I didn’t grow up as a Milo kid skiing or snowboarding every weekend, I don’t do back-to-back seasons and I’m not a particularly skilled or ‘stylish’ rider. However, none of this detracts from the fact that I am one hundred per cent completely addicted to the shred. I could spend hours watching videos, reading magazines, trawling through photos and blogs, talking about and thinking about snowboarding. As an aside, the only other thing I could possibly spend more time being as unproductive on is football, but I support a sinking ship that shall only be referred to as Titanic United for want of saving myself from the taunts of supporters of other rather more successful clubs, so no one really wants to listen to my rants about that.
My boss once asked me if the only reason I came to work was to have enough money to go snowboarding and, as much as I hate to admit it, even to myself, when I think about where I have been over the past few years, the answer is probably, no definitely, yes.

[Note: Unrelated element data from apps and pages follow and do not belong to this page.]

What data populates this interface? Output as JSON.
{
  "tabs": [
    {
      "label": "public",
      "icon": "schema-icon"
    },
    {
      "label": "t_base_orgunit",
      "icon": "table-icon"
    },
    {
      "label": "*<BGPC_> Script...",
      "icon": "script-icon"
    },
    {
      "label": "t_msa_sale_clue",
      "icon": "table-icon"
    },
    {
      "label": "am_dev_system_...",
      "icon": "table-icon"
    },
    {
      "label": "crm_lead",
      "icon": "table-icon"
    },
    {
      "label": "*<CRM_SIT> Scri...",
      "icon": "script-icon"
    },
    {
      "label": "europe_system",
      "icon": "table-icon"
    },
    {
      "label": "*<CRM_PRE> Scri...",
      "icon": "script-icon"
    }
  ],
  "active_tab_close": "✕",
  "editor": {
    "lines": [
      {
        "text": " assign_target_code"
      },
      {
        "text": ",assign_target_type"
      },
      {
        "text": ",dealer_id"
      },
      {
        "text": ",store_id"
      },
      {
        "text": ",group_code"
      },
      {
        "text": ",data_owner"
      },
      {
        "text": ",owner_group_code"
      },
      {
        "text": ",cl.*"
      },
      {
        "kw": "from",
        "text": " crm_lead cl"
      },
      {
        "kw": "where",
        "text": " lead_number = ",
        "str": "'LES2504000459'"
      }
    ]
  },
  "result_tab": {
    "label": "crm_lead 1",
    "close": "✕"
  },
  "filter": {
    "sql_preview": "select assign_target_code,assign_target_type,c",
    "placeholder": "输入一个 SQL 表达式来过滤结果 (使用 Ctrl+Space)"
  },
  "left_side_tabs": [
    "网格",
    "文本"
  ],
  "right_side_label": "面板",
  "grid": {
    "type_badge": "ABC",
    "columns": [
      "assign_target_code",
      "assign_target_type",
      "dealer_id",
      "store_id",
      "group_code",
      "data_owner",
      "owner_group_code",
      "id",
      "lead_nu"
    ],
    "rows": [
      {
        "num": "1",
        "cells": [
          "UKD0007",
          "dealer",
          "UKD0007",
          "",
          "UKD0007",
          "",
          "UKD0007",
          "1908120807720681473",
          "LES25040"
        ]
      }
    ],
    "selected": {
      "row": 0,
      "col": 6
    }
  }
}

Holidays, by definition, should be time of rest. Kick your shoes off, grab a cocktail and lounge by the pool for a couple of weeks. I haven’t taken one of these relaxing, summer type holidays in years, and given the choice between four weeks on an isolated beach with non-stop mojitos, sunshine and blue waters or a frenzied ten days of driving hundreds of kilometres, early starts, late nights, freezing cold weather and incredibly sore muscles*, I know what I would choose. And one of the main reasons I love it so, apart from the fact that goggle tans are far more attractive then full-body tans, is the places snowboarding has taken me and the people I have met.

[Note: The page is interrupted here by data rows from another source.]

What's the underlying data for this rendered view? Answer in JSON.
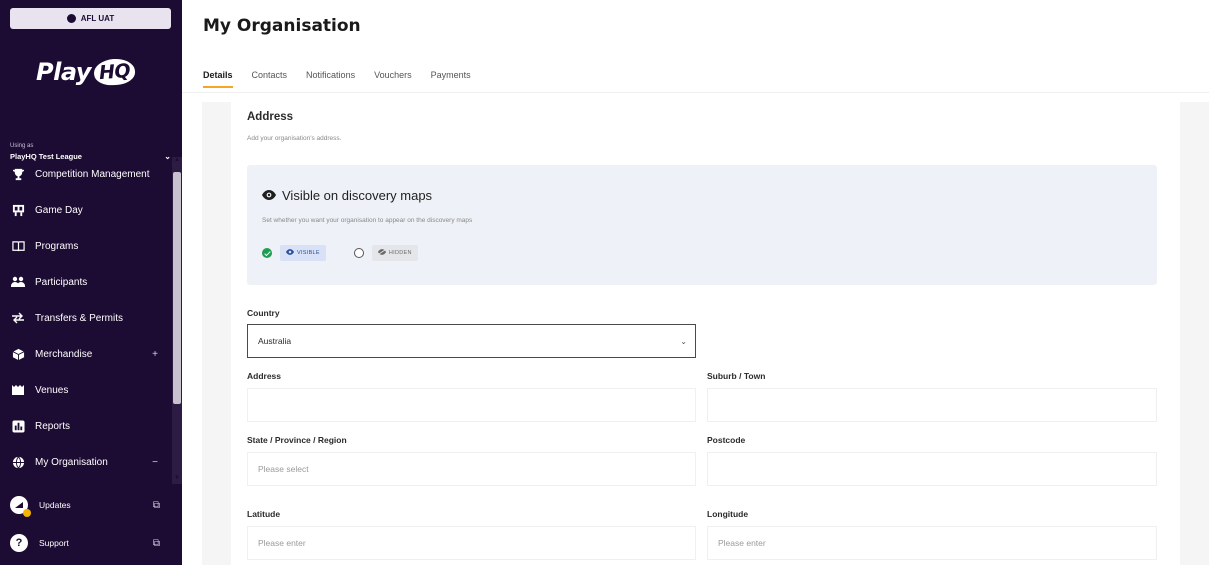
{
  "sidebar": {
    "env_badge": "AFL UAT",
    "logo_play": "Play",
    "logo_hq": "HQ",
    "using_as_label": "Using as",
    "league_name": "PlayHQ Test League",
    "items": [
      {
        "label": "Competition Management",
        "icon": "trophy-icon",
        "glyph": "🏆"
      },
      {
        "label": "Game Day",
        "icon": "scoreboard-icon",
        "glyph": "▦"
      },
      {
        "label": "Programs",
        "icon": "book-icon",
        "glyph": "📖"
      },
      {
        "label": "Participants",
        "icon": "people-icon",
        "glyph": "👥"
      },
      {
        "label": "Transfers & Permits",
        "icon": "transfer-icon",
        "glyph": "⇄"
      },
      {
        "label": "Merchandise",
        "icon": "box-icon",
        "glyph": "▣",
        "trail": "+"
      },
      {
        "label": "Venues",
        "icon": "venue-icon",
        "glyph": "♜"
      },
      {
        "label": "Reports",
        "icon": "chart-icon",
        "glyph": "▥"
      },
      {
        "label": "My Organisation",
        "icon": "globe-icon",
        "glyph": "⊕",
        "trail": "−"
      }
    ],
    "updates_label": "Updates",
    "support_label": "Support"
  },
  "main": {
    "title": "My Organisation",
    "tabs": [
      {
        "label": "Details"
      },
      {
        "label": "Contacts"
      },
      {
        "label": "Notifications"
      },
      {
        "label": "Vouchers"
      },
      {
        "label": "Payments"
      }
    ],
    "address_title": "Address",
    "address_sub": "Add your organisation's address.",
    "discovery": {
      "title": "Visible on discovery maps",
      "subtitle": "Set whether you want your organisation to appear on the discovery maps",
      "visible_label": "VISIBLE",
      "hidden_label": "HIDDEN"
    },
    "form": {
      "country_label": "Country",
      "country_value": "Australia",
      "address_label": "Address",
      "suburb_label": "Suburb / Town",
      "state_label": "State / Province / Region",
      "state_placeholder": "Please select",
      "postcode_label": "Postcode",
      "latitude_label": "Latitude",
      "latitude_placeholder": "Please enter",
      "longitude_label": "Longitude",
      "longitude_placeholder": "Please enter"
    }
  }
}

Now, I am no sybarite, but seasons and even extended trips really make you appreciate the comparative luxuries of home. If you don’t live in a two-bedroom apartment with five other people, count yourself lucky. And if you have your own room – win! Sharing confined car spaces, hotel rooms, beds and sometimes, even toothbrushes, brings you very close together, very quickly. And although I may only see some of these people once every couple of months, or every six months or once a year if I’m lucky, they are my family. The bond created is pretty unique. It is a crazy love we share for something that drives you ever closer to the poverty line and that is probably causing some irreparable damage to your knees and back, not to mention your liver, that can only be understood by those who have experienced it in one way or another. It’s amazing how you can pick right up where you left off with someone you may have met a few years ago and not seen since. Or how random, repeated brief encounters can eventually lead to life-long friendships.

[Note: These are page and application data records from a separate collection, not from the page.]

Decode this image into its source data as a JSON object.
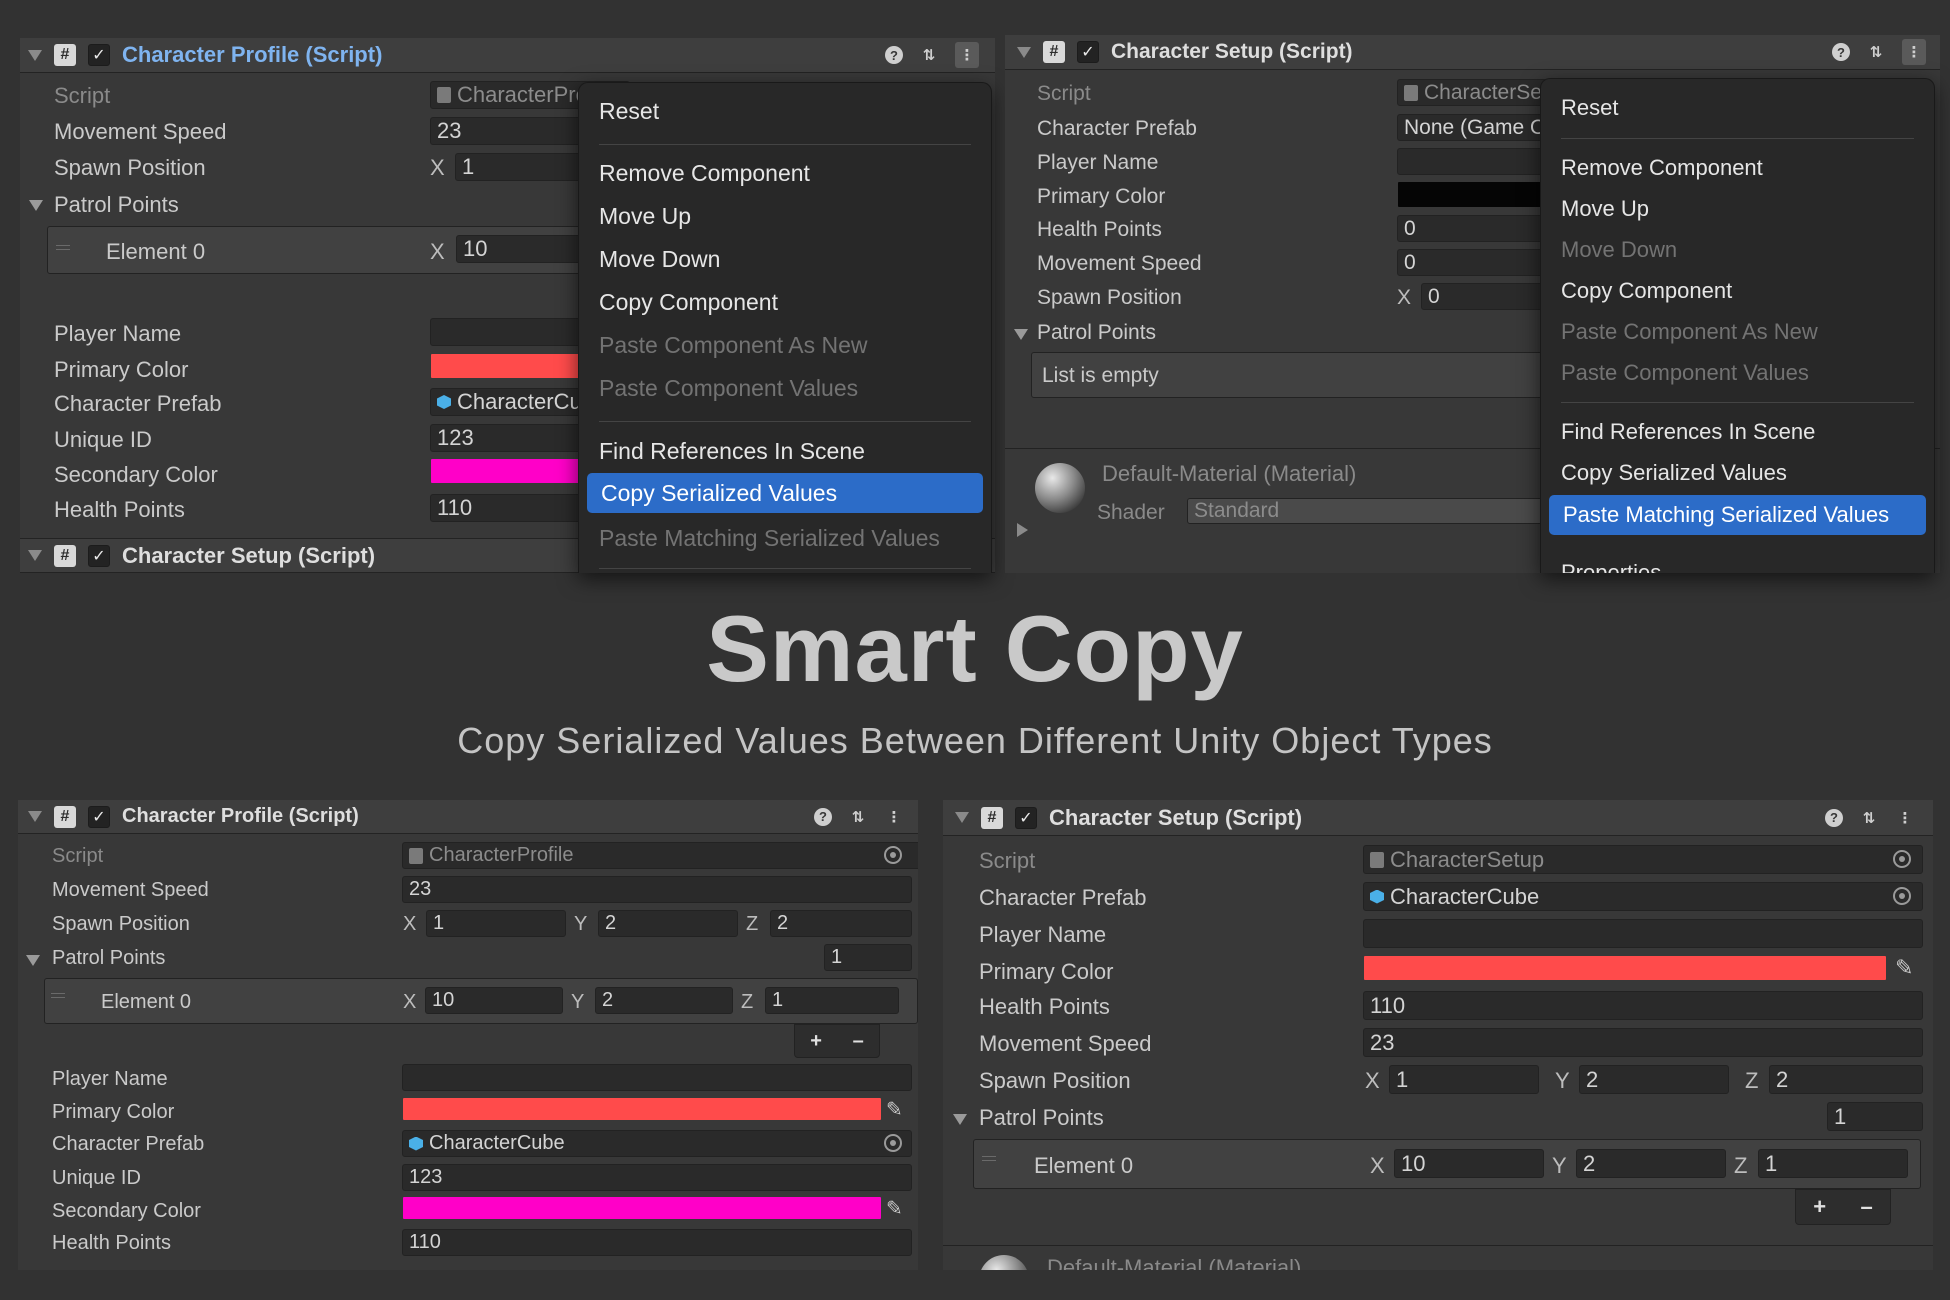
{
  "title": "Smart Copy",
  "subtitle": "Copy Serialized Values Between Different Unity Object Types",
  "top_left": {
    "header": "Character Profile (Script)",
    "fields": {
      "script": "Script",
      "script_value": "CharacterProfile",
      "movement_speed": "Movement Speed",
      "movement_speed_value": "23",
      "spawn_position": "Spawn Position",
      "spawn_x": "1",
      "patrol_points": "Patrol Points",
      "element0": "Element 0",
      "element0_x": "10",
      "player_name": "Player Name",
      "primary_color": "Primary Color",
      "character_prefab": "Character Prefab",
      "character_prefab_value": "CharacterCube",
      "unique_id": "Unique ID",
      "unique_id_value": "123",
      "secondary_color": "Secondary Color",
      "health_points": "Health Points",
      "health_points_value": "110"
    },
    "next_header": "Character Setup (Script)",
    "menu": {
      "reset": "Reset",
      "remove": "Remove Component",
      "move_up": "Move Up",
      "move_down": "Move Down",
      "copy_component": "Copy Component",
      "paste_new": "Paste Component As New",
      "paste_values": "Paste Component Values",
      "find_refs": "Find References In Scene",
      "copy_serialized": "Copy Serialized Values",
      "paste_matching": "Paste Matching Serialized Values"
    }
  },
  "top_right": {
    "header": "Character Setup (Script)",
    "fields": {
      "script": "Script",
      "script_value": "CharacterSetup",
      "character_prefab": "Character Prefab",
      "character_prefab_value": "None (Game Object)",
      "player_name": "Player Name",
      "primary_color": "Primary Color",
      "health_points": "Health Points",
      "health_points_value": "0",
      "movement_speed": "Movement Speed",
      "movement_speed_value": "0",
      "spawn_position": "Spawn Position",
      "spawn_x": "0",
      "patrol_points": "Patrol Points",
      "list_empty": "List is empty"
    },
    "material": {
      "name": "Default-Material (Material)",
      "shader_label": "Shader",
      "shader_value": "Standard"
    },
    "menu": {
      "reset": "Reset",
      "remove": "Remove Component",
      "move_up": "Move Up",
      "move_down": "Move Down",
      "copy_component": "Copy Component",
      "paste_new": "Paste Component As New",
      "paste_values": "Paste Component Values",
      "find_refs": "Find References In Scene",
      "copy_serialized": "Copy Serialized Values",
      "paste_matching": "Paste Matching Serialized Values",
      "properties": "Properties..."
    }
  },
  "bottom_left": {
    "header": "Character Profile (Script)",
    "fields": {
      "script": "Script",
      "script_value": "CharacterProfile",
      "movement_speed": "Movement Speed",
      "movement_speed_value": "23",
      "spawn_position": "Spawn Position",
      "spawn_x": "1",
      "spawn_y": "2",
      "spawn_z": "2",
      "patrol_points": "Patrol Points",
      "patrol_count": "1",
      "element0": "Element 0",
      "element0_x": "10",
      "element0_y": "2",
      "element0_z": "1",
      "player_name": "Player Name",
      "primary_color": "Primary Color",
      "character_prefab": "Character Prefab",
      "character_prefab_value": "CharacterCube",
      "unique_id": "Unique ID",
      "unique_id_value": "123",
      "secondary_color": "Secondary Color",
      "health_points": "Health Points",
      "health_points_value": "110"
    }
  },
  "bottom_right": {
    "header": "Character Setup (Script)",
    "fields": {
      "script": "Script",
      "script_value": "CharacterSetup",
      "character_prefab": "Character Prefab",
      "character_prefab_value": "CharacterCube",
      "player_name": "Player Name",
      "primary_color": "Primary Color",
      "health_points": "Health Points",
      "health_points_value": "110",
      "movement_speed": "Movement Speed",
      "movement_speed_value": "23",
      "spawn_position": "Spawn Position",
      "spawn_x": "1",
      "spawn_y": "2",
      "spawn_z": "2",
      "patrol_points": "Patrol Points",
      "patrol_count": "1",
      "element0": "Element 0",
      "element0_x": "10",
      "element0_y": "2",
      "element0_z": "1"
    },
    "material_name": "Default-Material (Material)"
  },
  "axes": {
    "x": "X",
    "y": "Y",
    "z": "Z"
  },
  "buttons": {
    "plus": "+",
    "minus": "–"
  },
  "icons": {
    "hash": "#",
    "check": "✓",
    "help": "?",
    "presets": "⇅",
    "more": "⋮"
  },
  "colors": {
    "primary": "#ff4b4b",
    "secondary": "#ff00c8",
    "black": "#050505",
    "accent": "#2c6cc8",
    "header_link": "#7fb4f0"
  }
}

It is not just the people that snowboarding has introduced me to that deepens my love for it, but also the places I have been because of it. I recently spent some (very limited) time in Japan and it is one of, if not the, most fantastic places I have visited. You can read about a country and study the language and listen to stories from people who have been there, but you can only really gain a deeper understanding and respect for the mores of another culture by being a part of it. My childhood was spent all over South-East Asia but everything about Japan was completely different from anywhere I have been to. The language, the art, the fashion, the people, the food, the way of life. But it is not just a clashing culture that you can learn something from. Somewhere like Canada or the US, which on the surface does not appear to be that different from Australia, is resplendent with cultural gems, if you are willing to take the time to look. Immersing yourself in the culture – whether that means sake with a dinner dish that you’re not quite sure of, but you eat anyway despite the disturbing moving flesh-looking bits on the top, or downing beer after beer in some dive of a bar while watching hockey, a sport you know nothing about, but yell at the TV when everyone else does anyway – this, to me, is what travelling is about. And if it is snowboarding that has got you there, maybe it’s time to take a sec and say thanks.
So, thank you snowboarding. Thanks to you, I have: two bung knees, a never-ending snow debt with the Bank of Mum and Dad, sent a thirteen year old boy to hospital for stitches, hung out with snow monkeys in onsens, fallen in love (or maybe just lust), had my heart broken, taken $80k rental cars for spins in the icy car park, an ever-recovering coccyx, had ridiculous fights about powder day etiquette, learnt how to converse with a Japanese doctor while my delirious and broken sister yelled for painkillers, a family that spans the globe and a million memories, good and bad, that I wouldn’t exchange for anything.**
*I use this word quite loosely when referring to myself.
**This is negotiable. What have you got to offer?